That’s according to two people familiar with the probe, who say federal prosecutors have served subpoenas on dioceses across the state that seek a trove of sensitive files and testimony from church leaders.
More here. Story is developing. Stay tuned.
UPDATE: More details late today, from The New York Times:
The inquiry is believed to be the first statewide investigation by the federal government of the church’s sex abuse problems. And it comes two months after the Pennsylvania attorney general’s office released an explosive grand jury report charging that bishops and other church leaders had covered up the abuse of more than 1,000 people over a period of more than 70 years.
Seven of the eight dioceses in the state, Philadelphia, Erie, Harrisburg, Scranton, Pittsburgh, Greensburg and Allentown all said they had received federal grand jury subpoenas from the United States Attorney’s Office for the Eastern District of Pennsylvania requesting documents. The eighth, Altoona-Johnstown, did not respond to a request for comment.
“This subpoena is no surprise considering the horrific misconduct detailed in the statewide grand jury report,” said the Diocese of Greensburg in a statement. “Survivors, parishioners and the public want to see proof that every diocese has taken sweeping, decisive and impactful action to make children safer.”

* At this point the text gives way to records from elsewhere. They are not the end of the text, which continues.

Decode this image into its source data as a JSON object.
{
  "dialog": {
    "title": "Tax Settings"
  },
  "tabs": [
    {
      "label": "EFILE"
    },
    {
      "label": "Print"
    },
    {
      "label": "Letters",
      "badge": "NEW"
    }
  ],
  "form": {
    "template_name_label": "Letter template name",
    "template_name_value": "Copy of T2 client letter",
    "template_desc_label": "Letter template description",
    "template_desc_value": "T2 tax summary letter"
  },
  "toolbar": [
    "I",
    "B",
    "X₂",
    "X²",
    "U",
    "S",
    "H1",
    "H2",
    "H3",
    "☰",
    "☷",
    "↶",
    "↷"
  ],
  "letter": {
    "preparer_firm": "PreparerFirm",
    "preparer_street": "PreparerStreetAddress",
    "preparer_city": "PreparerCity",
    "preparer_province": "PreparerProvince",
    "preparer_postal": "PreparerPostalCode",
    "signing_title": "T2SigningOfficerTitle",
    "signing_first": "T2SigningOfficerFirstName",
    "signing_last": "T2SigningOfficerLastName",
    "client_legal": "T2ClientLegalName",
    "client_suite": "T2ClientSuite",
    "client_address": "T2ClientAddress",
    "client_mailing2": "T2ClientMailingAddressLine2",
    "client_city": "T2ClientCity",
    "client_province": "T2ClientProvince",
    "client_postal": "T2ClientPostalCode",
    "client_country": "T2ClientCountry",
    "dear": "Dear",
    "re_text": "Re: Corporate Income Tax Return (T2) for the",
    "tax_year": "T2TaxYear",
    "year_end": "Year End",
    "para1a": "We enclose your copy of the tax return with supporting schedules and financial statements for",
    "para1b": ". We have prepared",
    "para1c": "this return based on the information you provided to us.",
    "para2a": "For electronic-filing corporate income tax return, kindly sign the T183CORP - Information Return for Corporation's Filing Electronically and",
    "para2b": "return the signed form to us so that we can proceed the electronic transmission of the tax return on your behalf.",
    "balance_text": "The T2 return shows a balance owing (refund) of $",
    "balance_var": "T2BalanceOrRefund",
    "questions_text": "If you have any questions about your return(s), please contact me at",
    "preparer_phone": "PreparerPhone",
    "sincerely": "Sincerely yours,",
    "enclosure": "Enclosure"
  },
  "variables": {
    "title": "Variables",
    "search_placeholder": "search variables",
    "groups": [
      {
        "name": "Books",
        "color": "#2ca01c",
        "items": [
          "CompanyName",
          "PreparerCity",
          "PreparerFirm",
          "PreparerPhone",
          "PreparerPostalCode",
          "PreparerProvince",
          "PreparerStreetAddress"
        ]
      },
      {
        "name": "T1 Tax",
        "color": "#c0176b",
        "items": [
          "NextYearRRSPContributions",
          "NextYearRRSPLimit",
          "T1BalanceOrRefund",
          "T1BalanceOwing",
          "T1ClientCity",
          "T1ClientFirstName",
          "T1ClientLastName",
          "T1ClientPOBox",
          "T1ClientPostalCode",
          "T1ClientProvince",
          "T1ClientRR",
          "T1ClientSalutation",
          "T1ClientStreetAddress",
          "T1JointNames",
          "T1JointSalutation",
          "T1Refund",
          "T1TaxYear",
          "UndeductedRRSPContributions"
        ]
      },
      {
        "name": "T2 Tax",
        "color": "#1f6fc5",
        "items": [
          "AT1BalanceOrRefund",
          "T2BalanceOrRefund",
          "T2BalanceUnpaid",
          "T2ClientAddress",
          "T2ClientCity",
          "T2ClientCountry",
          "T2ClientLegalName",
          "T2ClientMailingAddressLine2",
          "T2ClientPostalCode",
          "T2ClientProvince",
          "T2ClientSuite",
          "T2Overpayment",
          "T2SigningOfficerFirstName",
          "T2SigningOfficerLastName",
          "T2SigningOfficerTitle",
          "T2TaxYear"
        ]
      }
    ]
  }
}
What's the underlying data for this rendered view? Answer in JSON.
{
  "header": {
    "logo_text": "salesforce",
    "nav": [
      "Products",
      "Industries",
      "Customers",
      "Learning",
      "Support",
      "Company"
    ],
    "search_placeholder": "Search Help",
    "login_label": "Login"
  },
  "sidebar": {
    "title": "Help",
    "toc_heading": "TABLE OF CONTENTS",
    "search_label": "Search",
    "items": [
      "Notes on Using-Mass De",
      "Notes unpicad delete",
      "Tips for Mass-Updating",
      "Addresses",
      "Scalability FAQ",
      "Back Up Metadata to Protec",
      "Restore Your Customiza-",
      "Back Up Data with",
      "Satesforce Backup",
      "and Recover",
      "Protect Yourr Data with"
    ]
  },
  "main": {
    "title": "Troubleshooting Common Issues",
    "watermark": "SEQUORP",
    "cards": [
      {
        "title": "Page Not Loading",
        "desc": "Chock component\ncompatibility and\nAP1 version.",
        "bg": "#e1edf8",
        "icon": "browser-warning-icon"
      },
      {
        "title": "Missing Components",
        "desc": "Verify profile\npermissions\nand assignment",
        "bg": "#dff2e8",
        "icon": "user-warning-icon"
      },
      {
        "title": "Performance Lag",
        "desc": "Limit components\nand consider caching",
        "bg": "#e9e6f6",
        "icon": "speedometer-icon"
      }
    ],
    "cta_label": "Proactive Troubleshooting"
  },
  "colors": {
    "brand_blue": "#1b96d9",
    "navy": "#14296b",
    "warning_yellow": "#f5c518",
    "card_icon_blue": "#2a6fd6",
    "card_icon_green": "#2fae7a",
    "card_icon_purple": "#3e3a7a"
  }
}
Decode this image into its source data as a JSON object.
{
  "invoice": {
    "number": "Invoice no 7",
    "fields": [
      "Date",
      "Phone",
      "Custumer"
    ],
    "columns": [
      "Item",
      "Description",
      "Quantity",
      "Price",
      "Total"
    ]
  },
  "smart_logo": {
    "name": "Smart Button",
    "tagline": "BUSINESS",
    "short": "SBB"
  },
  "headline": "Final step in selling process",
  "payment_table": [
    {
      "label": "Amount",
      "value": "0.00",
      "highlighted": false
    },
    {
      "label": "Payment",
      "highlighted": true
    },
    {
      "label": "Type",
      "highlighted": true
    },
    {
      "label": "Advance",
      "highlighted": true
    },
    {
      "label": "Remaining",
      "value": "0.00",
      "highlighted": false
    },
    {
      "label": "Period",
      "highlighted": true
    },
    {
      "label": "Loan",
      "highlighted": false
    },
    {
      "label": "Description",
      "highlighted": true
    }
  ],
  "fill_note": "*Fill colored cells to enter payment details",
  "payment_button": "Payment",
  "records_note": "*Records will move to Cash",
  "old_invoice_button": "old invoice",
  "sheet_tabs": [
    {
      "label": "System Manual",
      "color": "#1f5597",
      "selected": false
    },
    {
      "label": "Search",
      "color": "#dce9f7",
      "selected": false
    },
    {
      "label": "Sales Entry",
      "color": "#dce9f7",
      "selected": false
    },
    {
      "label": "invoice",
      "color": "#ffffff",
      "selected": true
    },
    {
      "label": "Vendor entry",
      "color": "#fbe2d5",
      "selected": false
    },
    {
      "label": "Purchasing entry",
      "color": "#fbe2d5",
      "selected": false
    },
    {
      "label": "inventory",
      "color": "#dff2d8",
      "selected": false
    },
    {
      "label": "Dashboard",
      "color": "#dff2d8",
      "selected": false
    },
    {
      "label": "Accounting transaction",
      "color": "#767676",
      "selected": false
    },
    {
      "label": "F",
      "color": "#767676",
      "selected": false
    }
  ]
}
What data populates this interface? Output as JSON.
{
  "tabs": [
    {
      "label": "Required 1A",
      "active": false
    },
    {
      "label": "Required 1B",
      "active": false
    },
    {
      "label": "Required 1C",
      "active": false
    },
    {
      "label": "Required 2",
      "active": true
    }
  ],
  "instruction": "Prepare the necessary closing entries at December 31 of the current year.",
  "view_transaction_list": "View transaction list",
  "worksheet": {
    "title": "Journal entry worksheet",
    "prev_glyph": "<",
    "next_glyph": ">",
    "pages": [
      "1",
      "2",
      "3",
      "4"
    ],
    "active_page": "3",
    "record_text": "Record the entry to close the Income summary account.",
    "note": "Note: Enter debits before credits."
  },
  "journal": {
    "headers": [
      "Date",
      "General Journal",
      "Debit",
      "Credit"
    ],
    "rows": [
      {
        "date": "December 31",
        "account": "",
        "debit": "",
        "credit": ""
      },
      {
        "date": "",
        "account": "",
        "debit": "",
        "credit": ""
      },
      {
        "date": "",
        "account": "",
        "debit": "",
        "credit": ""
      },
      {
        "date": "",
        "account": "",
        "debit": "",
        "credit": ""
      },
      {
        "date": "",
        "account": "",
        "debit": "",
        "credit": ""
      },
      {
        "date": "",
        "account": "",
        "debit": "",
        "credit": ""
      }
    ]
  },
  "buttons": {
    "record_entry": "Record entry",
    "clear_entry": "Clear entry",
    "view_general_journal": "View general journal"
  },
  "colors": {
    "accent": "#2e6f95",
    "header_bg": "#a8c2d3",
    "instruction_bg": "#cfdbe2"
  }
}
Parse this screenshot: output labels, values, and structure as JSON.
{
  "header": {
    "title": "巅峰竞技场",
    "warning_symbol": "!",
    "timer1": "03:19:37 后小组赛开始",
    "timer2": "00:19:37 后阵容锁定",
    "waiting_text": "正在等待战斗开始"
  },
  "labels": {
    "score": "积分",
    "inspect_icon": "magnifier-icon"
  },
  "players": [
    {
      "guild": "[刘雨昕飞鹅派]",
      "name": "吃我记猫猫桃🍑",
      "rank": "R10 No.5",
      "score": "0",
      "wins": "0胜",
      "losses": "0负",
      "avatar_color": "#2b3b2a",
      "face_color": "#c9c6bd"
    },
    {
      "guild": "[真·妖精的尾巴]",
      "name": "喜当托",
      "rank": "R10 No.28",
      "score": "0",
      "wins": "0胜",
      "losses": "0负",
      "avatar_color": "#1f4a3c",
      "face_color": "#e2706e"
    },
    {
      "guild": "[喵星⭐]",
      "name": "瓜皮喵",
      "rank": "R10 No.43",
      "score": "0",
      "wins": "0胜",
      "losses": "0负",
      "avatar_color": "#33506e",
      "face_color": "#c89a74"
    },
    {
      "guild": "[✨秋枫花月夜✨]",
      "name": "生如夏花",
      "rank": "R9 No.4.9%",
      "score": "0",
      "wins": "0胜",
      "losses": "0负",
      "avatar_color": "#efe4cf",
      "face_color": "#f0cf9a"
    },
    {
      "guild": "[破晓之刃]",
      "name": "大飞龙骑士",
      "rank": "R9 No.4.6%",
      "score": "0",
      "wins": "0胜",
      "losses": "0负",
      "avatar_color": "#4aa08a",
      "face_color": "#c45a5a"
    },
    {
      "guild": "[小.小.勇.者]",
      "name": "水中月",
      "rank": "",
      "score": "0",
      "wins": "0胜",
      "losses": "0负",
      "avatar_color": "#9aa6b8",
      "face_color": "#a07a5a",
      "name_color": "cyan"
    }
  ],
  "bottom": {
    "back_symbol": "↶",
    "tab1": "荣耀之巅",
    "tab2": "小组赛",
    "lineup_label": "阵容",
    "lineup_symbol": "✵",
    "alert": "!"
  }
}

News of the subpoenas threatened to deepen the crisis faced by the Catholic Church as it struggles through a new chapter of the sex abuse scandal, which emerged out of Boston more than 15 years ago. The Pennsylvania report followed the resignation of Cardinal Theodore E. McCarrick, the former archbishop of Washington, who is accused of sexually abusing seminarians and minors.